• **TASK STATEMENT**
The records, repeated exactly and in full, are the expected answer.

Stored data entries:

BEGIN

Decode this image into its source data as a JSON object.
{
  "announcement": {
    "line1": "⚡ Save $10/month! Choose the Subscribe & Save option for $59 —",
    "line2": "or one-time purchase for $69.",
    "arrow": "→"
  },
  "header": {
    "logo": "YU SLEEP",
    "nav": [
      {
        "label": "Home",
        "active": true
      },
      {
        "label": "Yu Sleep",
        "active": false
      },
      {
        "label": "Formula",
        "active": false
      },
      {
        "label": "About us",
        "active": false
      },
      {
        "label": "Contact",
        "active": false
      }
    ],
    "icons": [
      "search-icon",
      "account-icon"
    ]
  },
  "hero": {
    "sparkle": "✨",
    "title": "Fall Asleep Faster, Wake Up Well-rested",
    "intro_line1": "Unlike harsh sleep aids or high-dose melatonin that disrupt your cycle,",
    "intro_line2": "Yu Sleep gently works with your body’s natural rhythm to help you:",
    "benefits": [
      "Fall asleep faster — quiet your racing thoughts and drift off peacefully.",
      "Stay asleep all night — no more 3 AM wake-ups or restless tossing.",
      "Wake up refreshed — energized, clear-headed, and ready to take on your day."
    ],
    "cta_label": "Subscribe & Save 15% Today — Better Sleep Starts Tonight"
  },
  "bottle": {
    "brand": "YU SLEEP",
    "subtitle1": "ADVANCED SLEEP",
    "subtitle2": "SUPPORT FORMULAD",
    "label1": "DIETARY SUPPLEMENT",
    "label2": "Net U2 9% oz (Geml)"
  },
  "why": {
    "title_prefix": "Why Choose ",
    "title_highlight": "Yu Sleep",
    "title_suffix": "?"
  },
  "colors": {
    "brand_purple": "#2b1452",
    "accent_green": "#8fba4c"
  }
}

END

• **ANSWER SECTION**
Decode this image into its source data as a JSON object.
{
  "announcement": {
    "line1": "⚡ Save $10/month! Choose the Subscribe & Save option for $59 —",
    "line2": "or one-time purchase for $69.",
    "arrow": "→"
  },
  "header": {
    "logo": "YU SLEEP",
    "nav": [
      {
        "label": "Home",
        "active": true
      },
      {
        "label": "Yu Sleep",
        "active": false
      },
      {
        "label": "Formula",
        "active": false
      },
      {
        "label": "About us",
        "active": false
      },
      {
        "label": "Contact",
        "active": false
      }
    ],
    "icons": [
      "search-icon",
      "account-icon"
    ]
  },
  "hero": {
    "sparkle": "✨",
    "title": "Fall Asleep Faster, Wake Up Well-rested",
    "intro_line1": "Unlike harsh sleep aids or high-dose melatonin that disrupt your cycle,",
    "intro_line2": "Yu Sleep gently works with your body’s natural rhythm to help you:",
    "benefits": [
      "Fall asleep faster — quiet your racing thoughts and drift off peacefully.",
      "Stay asleep all night — no more 3 AM wake-ups or restless tossing.",
      "Wake up refreshed — energized, clear-headed, and ready to take on your day."
    ],
    "cta_label": "Subscribe & Save 15% Today — Better Sleep Starts Tonight"
  },
  "bottle": {
    "brand": "YU SLEEP",
    "subtitle1": "ADVANCED SLEEP",
    "subtitle2": "SUPPORT FORMULAD",
    "label1": "DIETARY SUPPLEMENT",
    "label2": "Net U2 9% oz (Geml)"
  },
  "why": {
    "title_prefix": "Why Choose ",
    "title_highlight": "Yu Sleep",
    "title_suffix": "?"
  },
  "colors": {
    "brand_purple": "#2b1452",
    "accent_green": "#8fba4c"
  }
}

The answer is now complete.